* _WORK INSTRUCTIONS_:
Read the records below and report each line in which "this" occurs.

***** PROVIDED MATERIAL *****

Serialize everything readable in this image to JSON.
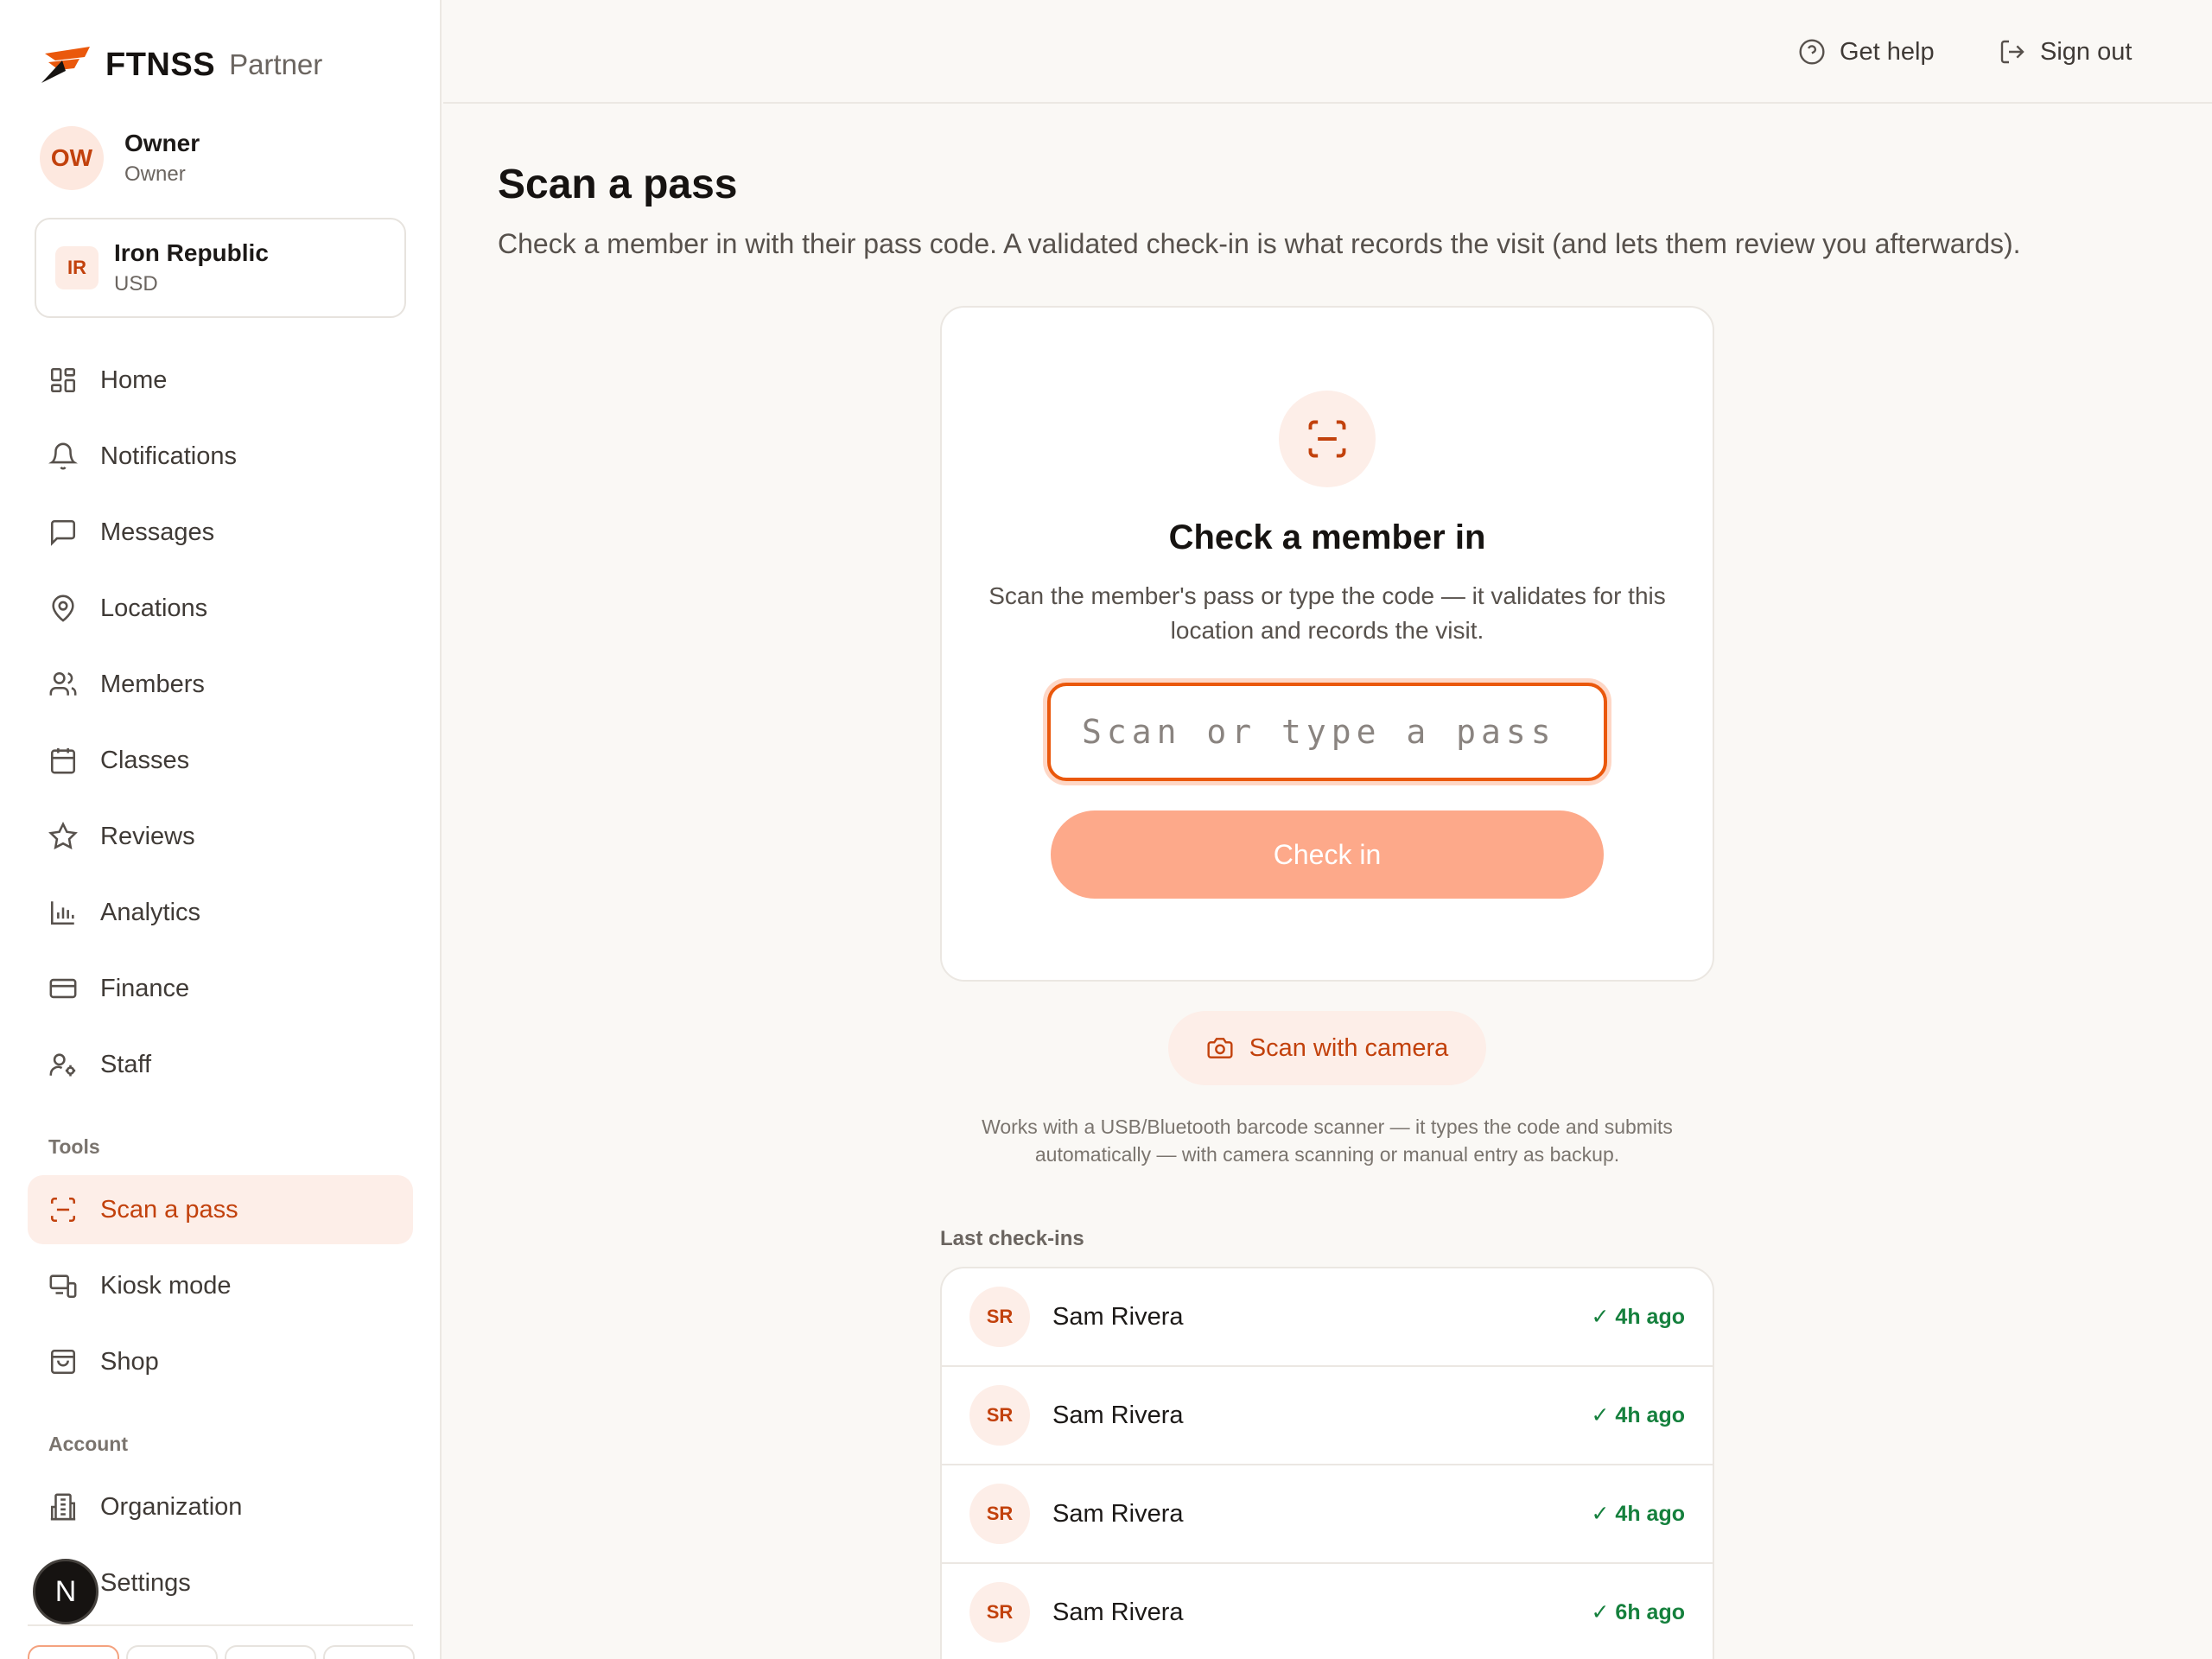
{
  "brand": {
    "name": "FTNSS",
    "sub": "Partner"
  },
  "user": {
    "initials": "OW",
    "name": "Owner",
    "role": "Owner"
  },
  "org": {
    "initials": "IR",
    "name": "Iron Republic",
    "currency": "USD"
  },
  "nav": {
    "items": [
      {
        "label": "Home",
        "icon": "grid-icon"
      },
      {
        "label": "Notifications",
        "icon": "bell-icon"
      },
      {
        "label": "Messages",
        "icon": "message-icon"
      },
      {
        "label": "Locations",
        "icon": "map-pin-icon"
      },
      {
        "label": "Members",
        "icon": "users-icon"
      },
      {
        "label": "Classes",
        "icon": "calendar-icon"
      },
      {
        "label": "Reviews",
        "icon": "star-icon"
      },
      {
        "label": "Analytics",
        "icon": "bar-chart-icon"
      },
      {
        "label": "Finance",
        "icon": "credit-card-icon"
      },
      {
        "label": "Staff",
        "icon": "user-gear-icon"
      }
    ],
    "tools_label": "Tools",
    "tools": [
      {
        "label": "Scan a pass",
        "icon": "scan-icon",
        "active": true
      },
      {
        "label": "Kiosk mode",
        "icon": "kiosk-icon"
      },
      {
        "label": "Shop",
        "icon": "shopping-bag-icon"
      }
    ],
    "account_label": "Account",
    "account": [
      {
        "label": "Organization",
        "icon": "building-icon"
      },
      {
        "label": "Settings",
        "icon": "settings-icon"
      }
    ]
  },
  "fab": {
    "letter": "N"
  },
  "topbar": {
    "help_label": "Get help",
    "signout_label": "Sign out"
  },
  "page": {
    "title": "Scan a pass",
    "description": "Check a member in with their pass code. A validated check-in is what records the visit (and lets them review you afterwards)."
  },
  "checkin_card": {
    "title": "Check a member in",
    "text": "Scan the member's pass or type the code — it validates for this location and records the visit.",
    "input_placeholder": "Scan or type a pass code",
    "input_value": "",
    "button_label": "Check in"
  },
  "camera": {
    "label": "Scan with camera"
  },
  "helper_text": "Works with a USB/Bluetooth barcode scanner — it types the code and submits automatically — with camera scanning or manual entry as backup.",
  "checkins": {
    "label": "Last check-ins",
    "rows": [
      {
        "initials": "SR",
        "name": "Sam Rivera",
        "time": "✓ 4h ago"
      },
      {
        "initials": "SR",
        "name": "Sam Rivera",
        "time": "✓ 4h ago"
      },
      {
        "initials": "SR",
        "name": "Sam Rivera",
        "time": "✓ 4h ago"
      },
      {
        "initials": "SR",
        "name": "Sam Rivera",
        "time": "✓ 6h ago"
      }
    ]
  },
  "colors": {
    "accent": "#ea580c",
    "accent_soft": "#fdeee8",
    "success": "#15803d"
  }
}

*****
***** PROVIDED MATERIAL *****

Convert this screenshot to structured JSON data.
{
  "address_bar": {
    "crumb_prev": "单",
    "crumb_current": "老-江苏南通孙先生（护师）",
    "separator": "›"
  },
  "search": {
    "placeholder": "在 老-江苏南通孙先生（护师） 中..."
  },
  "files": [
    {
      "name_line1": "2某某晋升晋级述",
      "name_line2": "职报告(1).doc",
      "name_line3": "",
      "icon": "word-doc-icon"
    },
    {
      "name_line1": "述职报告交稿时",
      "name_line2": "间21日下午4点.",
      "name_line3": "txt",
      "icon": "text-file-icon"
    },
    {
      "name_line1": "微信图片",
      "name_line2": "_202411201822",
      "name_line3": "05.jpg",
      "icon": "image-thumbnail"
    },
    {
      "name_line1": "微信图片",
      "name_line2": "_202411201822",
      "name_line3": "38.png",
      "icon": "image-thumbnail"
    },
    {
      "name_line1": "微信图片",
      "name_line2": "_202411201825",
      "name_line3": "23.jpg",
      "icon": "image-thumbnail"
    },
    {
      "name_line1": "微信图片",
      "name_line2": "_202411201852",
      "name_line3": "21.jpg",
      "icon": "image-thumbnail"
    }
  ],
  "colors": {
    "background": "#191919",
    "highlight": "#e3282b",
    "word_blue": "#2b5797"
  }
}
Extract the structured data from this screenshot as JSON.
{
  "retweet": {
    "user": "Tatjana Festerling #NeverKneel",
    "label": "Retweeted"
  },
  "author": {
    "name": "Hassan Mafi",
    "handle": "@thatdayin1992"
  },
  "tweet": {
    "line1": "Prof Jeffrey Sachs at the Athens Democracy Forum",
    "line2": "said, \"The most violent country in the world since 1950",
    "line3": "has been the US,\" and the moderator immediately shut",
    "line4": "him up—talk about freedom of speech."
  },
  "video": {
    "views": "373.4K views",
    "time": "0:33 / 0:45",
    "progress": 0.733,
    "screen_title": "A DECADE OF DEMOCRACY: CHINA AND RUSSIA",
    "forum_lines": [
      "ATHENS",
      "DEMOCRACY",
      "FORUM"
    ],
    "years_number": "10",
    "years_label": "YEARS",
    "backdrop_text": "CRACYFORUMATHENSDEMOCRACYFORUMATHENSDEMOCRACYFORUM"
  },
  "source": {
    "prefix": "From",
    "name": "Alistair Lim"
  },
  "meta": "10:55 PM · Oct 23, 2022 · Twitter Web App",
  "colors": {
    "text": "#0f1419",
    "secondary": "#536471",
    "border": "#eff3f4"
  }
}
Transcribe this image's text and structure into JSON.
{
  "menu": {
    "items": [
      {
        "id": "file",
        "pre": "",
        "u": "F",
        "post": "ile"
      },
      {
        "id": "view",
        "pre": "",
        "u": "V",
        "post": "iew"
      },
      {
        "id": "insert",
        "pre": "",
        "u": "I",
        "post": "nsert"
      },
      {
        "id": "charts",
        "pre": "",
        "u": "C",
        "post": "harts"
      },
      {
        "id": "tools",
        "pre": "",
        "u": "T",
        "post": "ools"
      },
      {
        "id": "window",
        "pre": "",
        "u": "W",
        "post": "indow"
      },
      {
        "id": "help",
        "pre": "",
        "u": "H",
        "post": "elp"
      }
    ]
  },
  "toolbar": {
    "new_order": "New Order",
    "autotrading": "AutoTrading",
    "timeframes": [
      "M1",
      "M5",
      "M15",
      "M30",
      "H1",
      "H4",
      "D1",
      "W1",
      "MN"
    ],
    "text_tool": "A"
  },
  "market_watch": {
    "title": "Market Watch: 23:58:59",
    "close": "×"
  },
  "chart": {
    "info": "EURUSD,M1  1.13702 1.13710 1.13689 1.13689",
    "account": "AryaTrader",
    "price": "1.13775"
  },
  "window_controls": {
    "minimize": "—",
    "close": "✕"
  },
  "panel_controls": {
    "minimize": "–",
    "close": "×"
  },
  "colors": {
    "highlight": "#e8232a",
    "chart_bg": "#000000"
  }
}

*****
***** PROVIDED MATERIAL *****

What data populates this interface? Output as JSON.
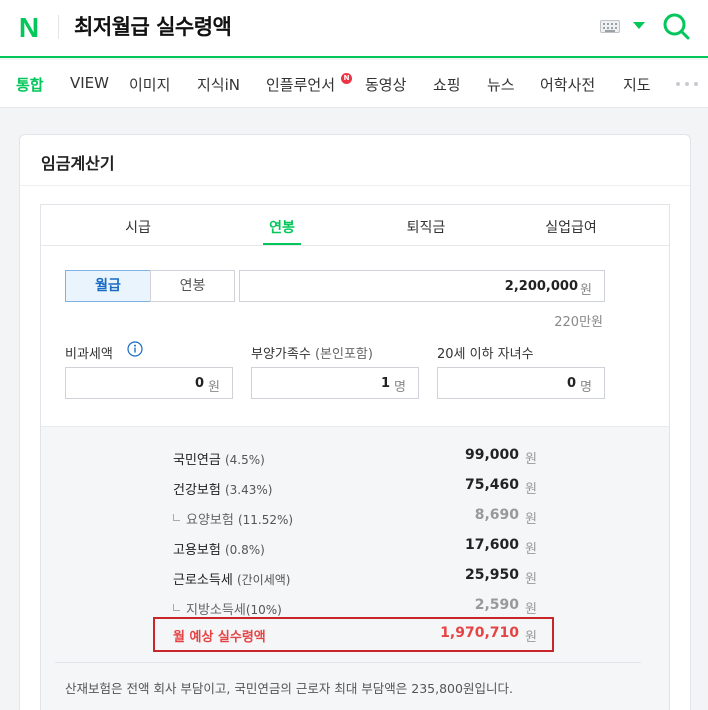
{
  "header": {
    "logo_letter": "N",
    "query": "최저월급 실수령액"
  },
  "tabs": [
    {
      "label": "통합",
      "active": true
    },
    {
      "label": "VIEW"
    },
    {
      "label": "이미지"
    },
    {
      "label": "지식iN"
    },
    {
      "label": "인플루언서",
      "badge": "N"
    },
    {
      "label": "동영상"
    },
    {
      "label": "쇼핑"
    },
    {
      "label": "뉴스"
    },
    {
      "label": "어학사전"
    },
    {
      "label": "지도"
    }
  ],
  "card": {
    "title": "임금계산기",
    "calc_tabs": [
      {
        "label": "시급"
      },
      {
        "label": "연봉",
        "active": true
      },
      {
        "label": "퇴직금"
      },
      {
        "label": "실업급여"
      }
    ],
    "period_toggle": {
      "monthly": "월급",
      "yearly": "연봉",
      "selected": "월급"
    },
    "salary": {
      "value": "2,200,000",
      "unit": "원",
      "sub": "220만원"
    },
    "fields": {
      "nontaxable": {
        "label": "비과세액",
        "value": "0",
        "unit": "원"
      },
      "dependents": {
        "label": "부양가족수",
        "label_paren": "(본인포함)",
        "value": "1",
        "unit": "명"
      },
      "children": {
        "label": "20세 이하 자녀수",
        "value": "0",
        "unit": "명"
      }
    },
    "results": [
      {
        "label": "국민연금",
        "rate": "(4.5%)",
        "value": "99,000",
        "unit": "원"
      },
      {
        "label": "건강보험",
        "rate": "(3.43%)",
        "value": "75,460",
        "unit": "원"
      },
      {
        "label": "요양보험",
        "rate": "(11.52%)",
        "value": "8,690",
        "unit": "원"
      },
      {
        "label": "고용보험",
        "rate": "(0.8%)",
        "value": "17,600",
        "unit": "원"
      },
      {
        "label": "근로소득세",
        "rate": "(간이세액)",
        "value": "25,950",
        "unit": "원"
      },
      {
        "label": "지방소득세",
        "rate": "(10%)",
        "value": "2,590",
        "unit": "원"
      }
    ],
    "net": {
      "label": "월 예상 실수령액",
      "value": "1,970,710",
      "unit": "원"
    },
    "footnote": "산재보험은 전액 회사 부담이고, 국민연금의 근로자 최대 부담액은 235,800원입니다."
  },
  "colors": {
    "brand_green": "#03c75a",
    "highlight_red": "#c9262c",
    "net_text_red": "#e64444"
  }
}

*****

* _ANSWER TO THE PROBLEM_:
Serialize everything readable in this image to JSON.
    "text": "Scan the member's pass or type the code — it validates for this location and records the visit.",
Convert this screenshot to structured JSON data.
Extract the structured data from this screenshot as JSON.
Transcribe this image's text and structure into JSON.
What data populates this interface? Output as JSON.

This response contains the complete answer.